Task to complete
Find every line below where the string "data" shows up, and copy those lines.

(Available records)

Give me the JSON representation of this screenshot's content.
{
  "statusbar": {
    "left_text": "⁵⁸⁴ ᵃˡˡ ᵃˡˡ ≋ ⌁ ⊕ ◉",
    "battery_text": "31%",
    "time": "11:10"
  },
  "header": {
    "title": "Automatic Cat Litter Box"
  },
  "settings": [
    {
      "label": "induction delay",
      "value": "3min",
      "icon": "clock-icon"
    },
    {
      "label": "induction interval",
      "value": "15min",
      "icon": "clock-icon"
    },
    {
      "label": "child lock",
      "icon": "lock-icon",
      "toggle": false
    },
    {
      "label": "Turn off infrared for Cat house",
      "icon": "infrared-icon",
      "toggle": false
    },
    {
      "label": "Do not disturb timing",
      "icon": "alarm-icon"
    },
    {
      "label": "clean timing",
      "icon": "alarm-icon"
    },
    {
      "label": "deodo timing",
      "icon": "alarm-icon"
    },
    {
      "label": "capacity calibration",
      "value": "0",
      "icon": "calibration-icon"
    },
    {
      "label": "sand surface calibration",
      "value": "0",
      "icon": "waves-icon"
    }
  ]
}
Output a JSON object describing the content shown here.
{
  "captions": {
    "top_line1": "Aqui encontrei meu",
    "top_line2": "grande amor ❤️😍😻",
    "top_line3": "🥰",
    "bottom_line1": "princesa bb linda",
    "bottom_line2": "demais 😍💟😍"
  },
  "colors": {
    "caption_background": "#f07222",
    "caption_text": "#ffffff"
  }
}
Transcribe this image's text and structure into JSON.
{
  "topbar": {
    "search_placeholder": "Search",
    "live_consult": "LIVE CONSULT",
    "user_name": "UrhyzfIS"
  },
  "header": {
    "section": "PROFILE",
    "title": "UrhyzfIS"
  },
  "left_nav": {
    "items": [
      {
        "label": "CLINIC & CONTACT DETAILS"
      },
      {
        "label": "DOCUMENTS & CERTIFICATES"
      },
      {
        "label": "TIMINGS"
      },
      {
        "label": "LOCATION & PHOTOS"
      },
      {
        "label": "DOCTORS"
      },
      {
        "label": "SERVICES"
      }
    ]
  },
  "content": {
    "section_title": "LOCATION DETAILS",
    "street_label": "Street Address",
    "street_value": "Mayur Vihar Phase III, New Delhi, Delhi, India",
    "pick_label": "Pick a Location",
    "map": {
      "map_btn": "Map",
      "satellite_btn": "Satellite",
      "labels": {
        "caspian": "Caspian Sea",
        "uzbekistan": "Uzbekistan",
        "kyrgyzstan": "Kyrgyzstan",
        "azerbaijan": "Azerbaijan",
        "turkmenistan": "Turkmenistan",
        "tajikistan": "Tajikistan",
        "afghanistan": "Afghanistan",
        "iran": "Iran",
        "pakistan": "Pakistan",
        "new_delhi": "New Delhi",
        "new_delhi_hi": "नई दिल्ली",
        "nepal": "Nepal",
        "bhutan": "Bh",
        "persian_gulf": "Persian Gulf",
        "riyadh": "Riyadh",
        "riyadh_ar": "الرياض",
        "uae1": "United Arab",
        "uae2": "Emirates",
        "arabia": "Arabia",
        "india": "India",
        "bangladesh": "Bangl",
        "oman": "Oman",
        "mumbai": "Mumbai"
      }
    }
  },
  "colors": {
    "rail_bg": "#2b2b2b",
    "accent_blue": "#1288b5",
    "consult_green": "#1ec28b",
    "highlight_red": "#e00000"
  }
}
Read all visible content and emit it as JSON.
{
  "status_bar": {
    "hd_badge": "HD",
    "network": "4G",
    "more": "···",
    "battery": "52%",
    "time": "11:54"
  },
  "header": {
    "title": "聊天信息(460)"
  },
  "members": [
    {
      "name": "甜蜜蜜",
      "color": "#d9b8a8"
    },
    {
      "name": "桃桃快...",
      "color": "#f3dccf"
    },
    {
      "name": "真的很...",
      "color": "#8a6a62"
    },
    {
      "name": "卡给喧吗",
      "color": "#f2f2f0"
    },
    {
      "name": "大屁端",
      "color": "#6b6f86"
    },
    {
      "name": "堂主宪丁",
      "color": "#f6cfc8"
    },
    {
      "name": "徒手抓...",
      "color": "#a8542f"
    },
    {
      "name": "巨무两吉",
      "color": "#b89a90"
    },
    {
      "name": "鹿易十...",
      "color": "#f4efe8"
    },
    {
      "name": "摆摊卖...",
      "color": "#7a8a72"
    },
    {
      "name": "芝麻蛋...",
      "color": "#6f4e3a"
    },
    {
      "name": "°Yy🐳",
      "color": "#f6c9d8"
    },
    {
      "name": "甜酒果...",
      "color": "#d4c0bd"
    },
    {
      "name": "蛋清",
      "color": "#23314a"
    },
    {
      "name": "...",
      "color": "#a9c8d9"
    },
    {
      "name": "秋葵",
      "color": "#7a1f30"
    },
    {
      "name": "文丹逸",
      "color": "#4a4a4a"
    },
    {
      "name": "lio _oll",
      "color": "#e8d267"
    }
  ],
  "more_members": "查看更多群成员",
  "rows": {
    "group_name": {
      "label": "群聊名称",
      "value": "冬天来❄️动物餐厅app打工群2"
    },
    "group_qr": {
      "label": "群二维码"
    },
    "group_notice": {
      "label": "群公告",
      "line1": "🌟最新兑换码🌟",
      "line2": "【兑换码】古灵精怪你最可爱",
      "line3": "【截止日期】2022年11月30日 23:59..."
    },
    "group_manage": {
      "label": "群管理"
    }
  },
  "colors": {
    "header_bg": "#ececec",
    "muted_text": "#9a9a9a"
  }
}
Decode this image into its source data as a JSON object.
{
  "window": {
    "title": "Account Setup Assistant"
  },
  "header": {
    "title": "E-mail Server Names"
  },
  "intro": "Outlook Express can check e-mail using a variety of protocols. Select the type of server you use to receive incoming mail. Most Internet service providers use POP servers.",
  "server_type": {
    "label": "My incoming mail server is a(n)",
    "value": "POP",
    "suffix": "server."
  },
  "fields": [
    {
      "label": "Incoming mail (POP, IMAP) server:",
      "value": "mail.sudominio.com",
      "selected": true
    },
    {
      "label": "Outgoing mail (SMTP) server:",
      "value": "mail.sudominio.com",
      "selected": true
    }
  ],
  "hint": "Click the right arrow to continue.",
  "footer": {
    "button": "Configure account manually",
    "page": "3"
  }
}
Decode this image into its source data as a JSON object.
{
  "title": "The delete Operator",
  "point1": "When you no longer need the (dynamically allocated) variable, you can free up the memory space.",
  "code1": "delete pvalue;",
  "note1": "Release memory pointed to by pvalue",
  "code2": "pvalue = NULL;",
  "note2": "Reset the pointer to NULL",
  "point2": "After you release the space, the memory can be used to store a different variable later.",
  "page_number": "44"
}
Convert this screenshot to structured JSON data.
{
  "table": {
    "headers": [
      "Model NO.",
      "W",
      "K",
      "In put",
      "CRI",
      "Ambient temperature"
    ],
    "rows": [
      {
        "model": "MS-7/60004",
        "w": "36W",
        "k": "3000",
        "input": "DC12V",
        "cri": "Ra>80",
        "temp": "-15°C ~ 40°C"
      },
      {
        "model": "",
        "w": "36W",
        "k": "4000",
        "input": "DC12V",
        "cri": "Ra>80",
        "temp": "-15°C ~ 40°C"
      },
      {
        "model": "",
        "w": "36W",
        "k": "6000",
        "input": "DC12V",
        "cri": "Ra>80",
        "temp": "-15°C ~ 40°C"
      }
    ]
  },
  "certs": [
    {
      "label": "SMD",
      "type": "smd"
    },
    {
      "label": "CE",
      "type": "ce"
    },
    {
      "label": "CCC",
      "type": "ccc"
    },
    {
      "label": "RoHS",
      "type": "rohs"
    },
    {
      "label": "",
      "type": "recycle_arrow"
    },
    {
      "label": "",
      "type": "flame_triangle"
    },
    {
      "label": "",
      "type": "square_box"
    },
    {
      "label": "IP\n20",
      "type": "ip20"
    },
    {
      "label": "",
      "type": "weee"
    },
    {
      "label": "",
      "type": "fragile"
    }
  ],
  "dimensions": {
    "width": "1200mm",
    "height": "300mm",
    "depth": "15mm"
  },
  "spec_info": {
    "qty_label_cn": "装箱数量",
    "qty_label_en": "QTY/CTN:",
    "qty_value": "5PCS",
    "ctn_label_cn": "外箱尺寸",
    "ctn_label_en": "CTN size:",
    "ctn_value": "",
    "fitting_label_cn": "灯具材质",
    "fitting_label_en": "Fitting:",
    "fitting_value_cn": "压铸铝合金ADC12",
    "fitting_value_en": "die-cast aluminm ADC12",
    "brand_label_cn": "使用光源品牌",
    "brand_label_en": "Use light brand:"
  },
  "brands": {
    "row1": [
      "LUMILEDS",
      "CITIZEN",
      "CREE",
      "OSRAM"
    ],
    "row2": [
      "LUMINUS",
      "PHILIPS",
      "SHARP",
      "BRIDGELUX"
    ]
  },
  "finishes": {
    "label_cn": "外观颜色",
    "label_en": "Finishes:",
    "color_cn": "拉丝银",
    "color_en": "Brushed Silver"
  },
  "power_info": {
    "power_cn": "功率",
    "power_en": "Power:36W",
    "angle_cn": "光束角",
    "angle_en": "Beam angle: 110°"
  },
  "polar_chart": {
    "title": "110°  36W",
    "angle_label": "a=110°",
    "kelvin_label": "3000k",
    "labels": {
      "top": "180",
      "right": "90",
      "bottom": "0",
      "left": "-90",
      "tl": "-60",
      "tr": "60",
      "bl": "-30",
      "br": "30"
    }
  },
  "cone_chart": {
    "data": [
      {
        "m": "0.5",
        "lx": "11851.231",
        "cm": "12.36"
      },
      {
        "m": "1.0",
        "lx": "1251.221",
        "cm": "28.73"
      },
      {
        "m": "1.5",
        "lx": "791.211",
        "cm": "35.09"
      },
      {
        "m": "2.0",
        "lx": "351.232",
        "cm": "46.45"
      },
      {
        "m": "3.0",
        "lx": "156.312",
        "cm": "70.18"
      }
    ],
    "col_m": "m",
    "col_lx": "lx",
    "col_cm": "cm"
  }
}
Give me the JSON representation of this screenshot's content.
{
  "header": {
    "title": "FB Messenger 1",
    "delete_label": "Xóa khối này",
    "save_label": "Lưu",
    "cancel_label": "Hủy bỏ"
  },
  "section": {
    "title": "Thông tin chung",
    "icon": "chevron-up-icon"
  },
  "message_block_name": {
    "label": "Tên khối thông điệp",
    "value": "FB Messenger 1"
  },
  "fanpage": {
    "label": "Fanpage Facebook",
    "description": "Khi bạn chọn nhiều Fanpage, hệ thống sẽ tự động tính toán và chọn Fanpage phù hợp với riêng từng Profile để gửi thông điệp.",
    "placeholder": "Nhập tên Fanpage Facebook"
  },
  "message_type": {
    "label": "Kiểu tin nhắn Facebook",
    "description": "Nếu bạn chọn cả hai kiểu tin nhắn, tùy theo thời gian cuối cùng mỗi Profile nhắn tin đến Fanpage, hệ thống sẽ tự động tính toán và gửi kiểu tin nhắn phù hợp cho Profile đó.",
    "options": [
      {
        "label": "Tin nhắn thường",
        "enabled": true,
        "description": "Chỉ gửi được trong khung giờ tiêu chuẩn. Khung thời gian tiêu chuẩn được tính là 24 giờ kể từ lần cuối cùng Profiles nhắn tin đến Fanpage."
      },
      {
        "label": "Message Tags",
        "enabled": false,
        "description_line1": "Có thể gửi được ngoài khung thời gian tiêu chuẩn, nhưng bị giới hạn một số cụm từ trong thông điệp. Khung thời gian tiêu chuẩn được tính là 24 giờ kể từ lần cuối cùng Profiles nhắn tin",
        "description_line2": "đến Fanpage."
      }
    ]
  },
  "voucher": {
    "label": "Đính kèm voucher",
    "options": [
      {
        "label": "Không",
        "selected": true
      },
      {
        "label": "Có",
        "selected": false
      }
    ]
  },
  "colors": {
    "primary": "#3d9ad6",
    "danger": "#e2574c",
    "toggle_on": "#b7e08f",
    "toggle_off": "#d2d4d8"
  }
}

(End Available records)

Answer area
Decode this image into its source data as a JSON object.
Decode this image into its source data as a JSON object.
Convert this screenshot to structured JSON data.
    "data": [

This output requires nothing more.